EXERCISE MATERIALS Start Marker

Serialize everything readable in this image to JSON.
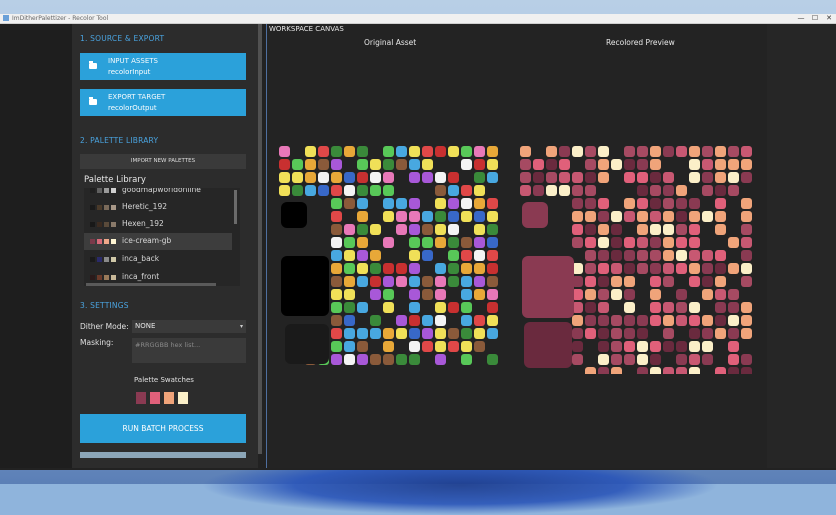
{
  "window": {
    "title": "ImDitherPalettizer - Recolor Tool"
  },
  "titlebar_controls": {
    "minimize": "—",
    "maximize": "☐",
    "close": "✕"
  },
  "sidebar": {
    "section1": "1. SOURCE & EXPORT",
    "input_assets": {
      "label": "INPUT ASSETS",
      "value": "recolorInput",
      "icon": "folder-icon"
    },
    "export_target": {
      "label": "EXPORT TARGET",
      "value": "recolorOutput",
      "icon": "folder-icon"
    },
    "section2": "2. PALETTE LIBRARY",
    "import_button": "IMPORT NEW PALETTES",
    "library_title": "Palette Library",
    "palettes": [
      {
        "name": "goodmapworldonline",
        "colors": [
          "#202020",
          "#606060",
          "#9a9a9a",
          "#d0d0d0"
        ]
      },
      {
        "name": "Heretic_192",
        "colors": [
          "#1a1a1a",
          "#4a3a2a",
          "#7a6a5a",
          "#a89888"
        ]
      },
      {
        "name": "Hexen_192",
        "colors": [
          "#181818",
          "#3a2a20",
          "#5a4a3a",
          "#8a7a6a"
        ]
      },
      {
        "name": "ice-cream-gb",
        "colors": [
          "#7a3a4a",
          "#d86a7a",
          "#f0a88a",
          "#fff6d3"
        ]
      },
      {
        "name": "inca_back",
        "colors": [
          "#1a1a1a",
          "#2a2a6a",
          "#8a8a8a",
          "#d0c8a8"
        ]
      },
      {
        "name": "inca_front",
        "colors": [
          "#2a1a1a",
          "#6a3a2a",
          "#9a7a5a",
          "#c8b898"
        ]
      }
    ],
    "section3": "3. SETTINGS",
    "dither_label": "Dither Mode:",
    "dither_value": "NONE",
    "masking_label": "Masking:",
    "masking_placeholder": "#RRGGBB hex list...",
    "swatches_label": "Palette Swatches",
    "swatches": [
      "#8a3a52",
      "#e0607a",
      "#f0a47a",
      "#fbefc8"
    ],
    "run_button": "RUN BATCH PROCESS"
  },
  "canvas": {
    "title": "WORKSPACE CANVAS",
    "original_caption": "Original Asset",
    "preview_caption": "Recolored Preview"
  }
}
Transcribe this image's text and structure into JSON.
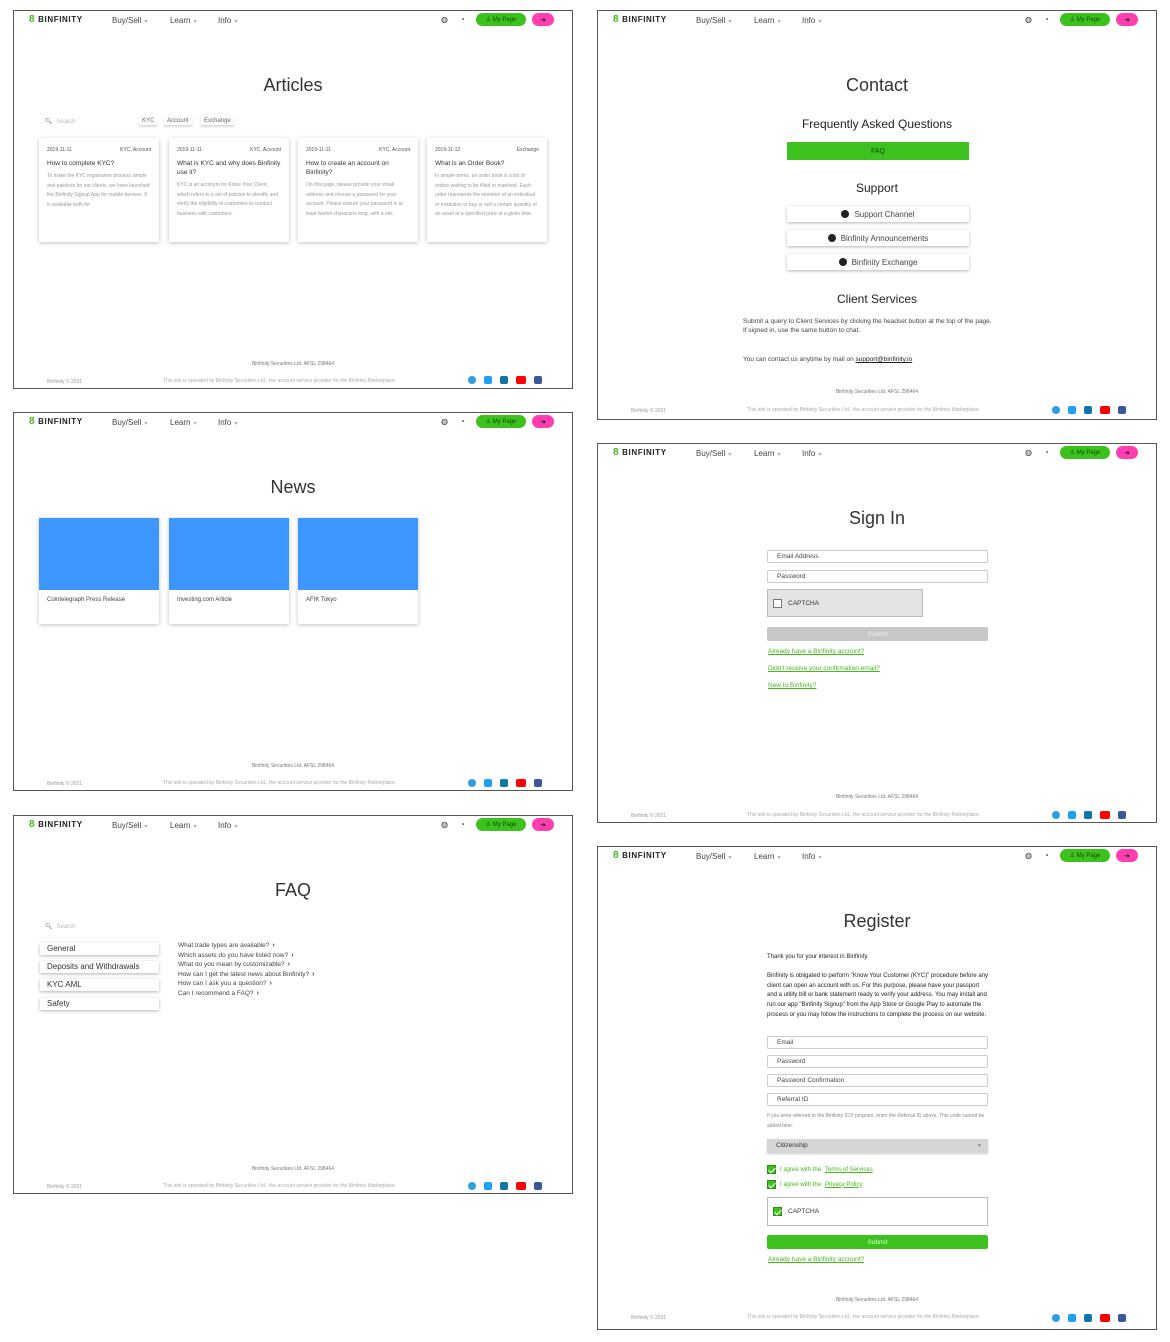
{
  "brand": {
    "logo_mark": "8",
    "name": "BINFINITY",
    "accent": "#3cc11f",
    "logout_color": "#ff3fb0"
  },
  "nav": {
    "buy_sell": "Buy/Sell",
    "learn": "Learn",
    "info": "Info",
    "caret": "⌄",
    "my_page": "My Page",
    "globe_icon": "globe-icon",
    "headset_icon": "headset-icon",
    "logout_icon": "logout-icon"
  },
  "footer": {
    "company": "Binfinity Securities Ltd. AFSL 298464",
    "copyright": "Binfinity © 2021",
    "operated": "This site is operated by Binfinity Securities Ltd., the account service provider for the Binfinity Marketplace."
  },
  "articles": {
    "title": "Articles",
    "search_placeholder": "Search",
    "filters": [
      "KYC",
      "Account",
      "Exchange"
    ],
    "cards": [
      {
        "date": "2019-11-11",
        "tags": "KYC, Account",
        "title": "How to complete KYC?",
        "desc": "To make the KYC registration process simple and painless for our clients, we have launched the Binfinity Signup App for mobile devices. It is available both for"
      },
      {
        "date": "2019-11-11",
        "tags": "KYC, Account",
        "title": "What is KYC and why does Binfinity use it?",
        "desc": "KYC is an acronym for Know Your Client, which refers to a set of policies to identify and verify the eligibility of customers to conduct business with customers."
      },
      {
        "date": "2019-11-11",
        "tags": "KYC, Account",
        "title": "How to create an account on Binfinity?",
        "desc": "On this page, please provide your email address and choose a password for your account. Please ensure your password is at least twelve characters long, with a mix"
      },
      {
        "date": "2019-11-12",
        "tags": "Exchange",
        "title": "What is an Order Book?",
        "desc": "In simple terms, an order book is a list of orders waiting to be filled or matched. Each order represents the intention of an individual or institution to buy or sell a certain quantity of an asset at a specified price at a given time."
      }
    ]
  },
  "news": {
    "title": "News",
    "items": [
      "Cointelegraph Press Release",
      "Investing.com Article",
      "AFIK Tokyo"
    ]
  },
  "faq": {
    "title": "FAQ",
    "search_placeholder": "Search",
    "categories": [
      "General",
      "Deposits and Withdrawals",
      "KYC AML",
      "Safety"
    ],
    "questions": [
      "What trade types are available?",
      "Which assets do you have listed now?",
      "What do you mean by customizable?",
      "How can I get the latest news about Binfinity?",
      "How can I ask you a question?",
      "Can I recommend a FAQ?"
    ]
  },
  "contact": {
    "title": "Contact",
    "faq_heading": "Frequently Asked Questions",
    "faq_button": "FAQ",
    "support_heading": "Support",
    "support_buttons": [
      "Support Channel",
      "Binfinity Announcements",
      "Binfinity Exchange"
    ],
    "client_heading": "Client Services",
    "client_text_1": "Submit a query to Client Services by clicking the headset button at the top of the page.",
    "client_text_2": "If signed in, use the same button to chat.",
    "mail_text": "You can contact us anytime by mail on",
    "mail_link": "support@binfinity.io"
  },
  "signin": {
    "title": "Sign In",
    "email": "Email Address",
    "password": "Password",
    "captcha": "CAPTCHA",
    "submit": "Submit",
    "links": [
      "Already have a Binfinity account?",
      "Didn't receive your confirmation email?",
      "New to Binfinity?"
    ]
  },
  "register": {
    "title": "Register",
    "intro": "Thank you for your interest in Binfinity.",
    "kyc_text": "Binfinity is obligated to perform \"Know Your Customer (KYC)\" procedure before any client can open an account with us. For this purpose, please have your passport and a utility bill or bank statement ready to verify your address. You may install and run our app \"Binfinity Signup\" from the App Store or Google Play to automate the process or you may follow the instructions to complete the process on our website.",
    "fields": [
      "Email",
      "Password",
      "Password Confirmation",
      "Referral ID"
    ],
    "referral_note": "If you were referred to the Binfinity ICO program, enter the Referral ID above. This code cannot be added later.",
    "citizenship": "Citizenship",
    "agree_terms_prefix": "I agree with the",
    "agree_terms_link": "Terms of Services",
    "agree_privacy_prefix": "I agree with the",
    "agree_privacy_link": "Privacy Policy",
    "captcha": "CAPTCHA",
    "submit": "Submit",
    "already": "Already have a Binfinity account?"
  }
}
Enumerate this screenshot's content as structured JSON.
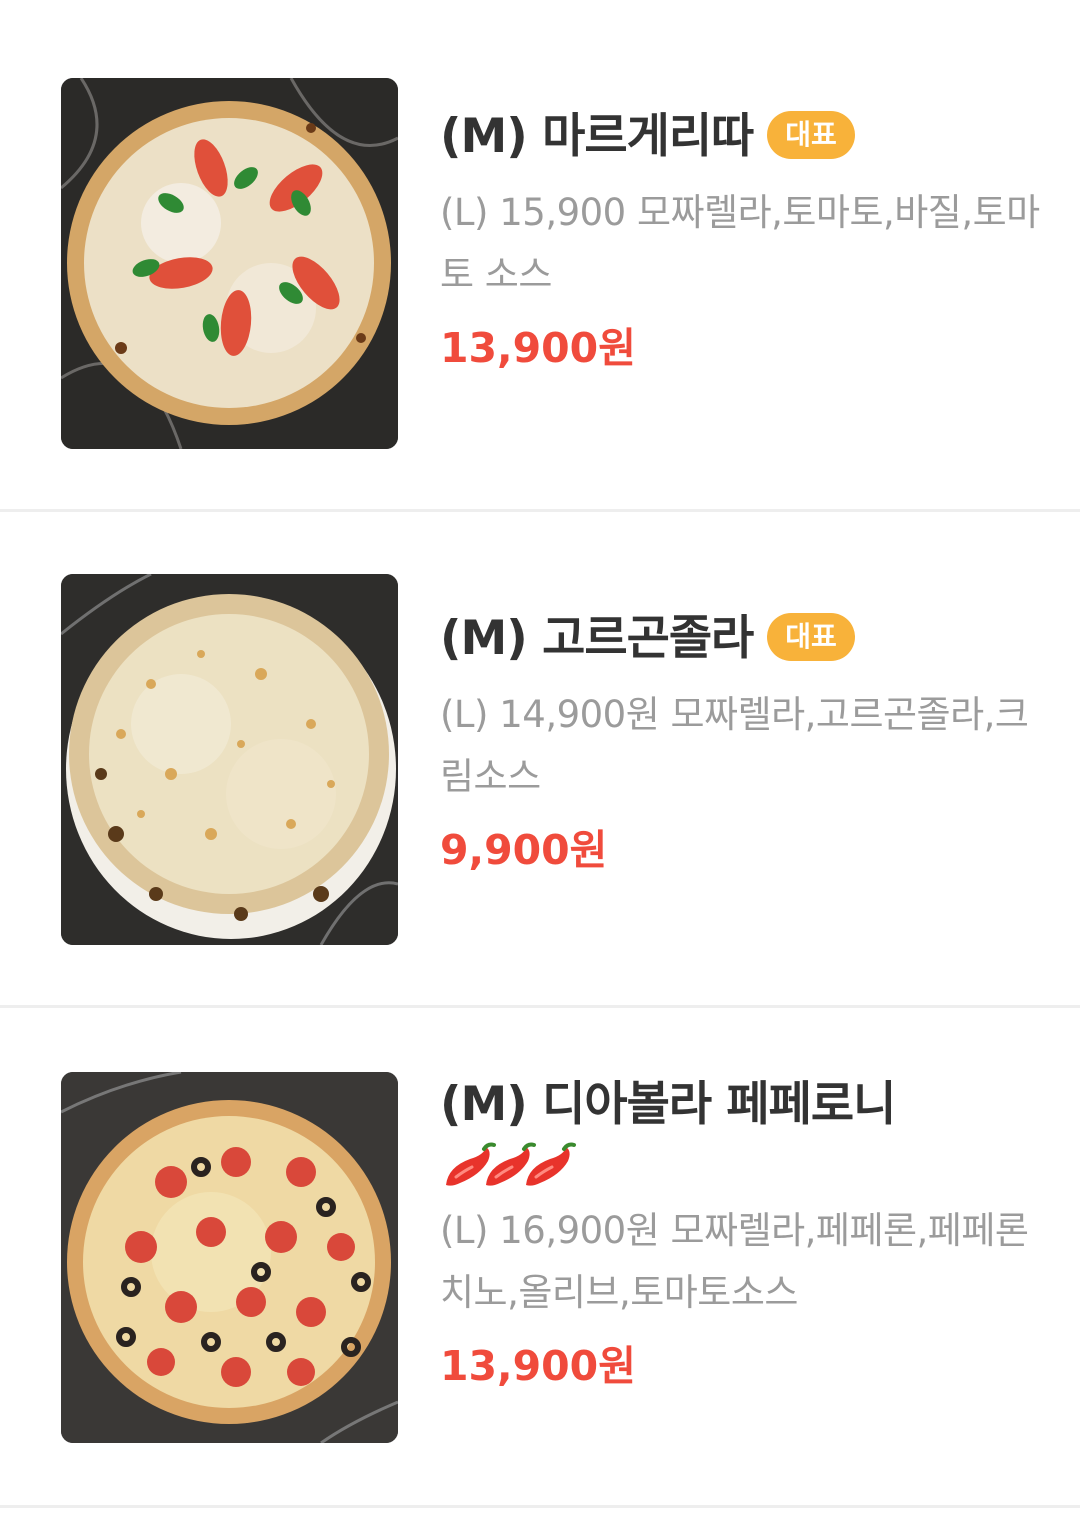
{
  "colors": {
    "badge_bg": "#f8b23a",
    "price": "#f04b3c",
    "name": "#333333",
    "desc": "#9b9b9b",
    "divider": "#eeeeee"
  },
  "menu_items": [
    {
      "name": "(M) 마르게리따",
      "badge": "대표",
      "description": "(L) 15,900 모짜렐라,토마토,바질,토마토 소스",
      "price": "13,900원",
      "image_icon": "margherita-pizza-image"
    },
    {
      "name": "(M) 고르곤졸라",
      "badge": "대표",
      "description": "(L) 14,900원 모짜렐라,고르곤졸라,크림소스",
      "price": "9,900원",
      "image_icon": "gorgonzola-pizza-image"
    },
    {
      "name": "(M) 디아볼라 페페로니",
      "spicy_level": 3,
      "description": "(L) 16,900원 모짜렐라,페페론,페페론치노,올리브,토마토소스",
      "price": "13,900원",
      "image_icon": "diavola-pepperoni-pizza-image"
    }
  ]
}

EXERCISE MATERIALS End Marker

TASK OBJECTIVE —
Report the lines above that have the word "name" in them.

RESULT —
        "name": "goodmapworldonline",
        "name": "Heretic_192",
        "name": "Hexen_192",
        "name": "ice-cream-gb",
        "name": "inca_back",
        "name": "inca_front",
    "name": "BINFINITY",
    "name": "#333333",
      "name": "(M) 마르게리따",
      "name": "(M) 고르곤졸라",
      "name": "(M) 디아볼라 페페로니",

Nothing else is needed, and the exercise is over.